**Task to complete:** For the records below, give the number of lines where the string "badge" occurs. Include nothing else.
****
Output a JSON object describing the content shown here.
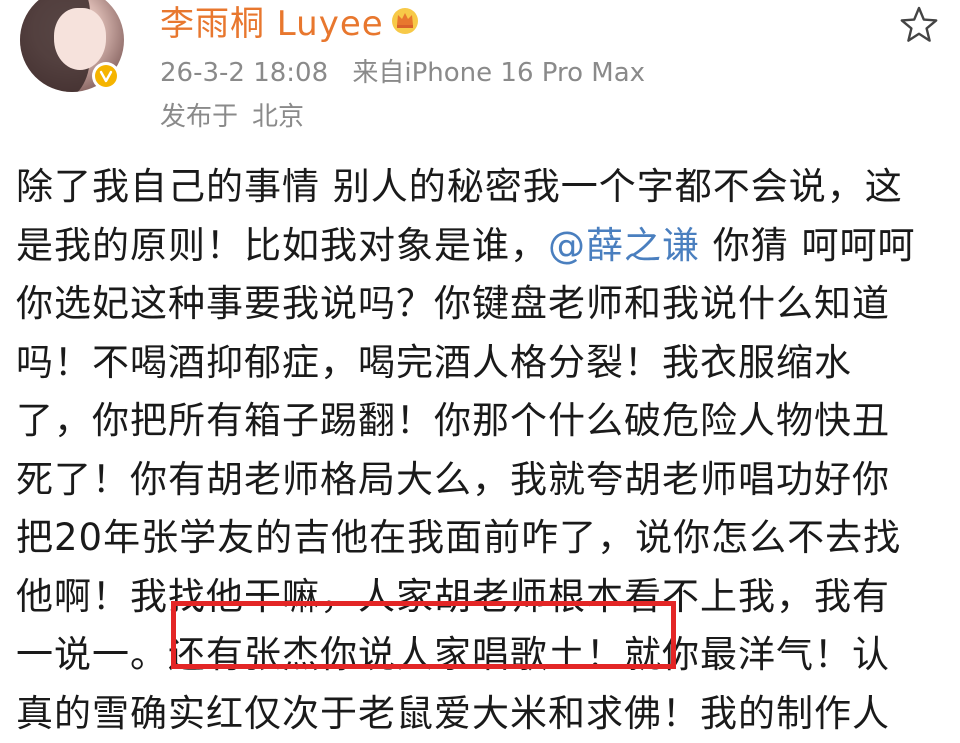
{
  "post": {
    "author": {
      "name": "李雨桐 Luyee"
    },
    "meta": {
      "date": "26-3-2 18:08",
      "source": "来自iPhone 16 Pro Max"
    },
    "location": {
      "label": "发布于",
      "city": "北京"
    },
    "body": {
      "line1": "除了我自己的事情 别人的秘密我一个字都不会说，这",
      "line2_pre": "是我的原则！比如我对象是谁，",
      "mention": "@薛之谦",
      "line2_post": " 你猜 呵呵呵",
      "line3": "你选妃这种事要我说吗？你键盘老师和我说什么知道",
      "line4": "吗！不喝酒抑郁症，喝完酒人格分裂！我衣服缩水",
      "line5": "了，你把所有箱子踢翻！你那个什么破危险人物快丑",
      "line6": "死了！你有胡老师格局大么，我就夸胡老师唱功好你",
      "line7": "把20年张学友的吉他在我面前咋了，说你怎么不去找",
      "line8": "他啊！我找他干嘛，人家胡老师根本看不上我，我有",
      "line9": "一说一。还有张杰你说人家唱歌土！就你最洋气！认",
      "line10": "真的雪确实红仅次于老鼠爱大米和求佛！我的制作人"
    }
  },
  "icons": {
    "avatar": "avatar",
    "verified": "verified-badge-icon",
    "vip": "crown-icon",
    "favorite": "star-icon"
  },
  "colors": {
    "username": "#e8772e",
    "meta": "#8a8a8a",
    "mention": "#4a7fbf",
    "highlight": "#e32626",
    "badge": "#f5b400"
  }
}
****
**Answer to the exercise:** 2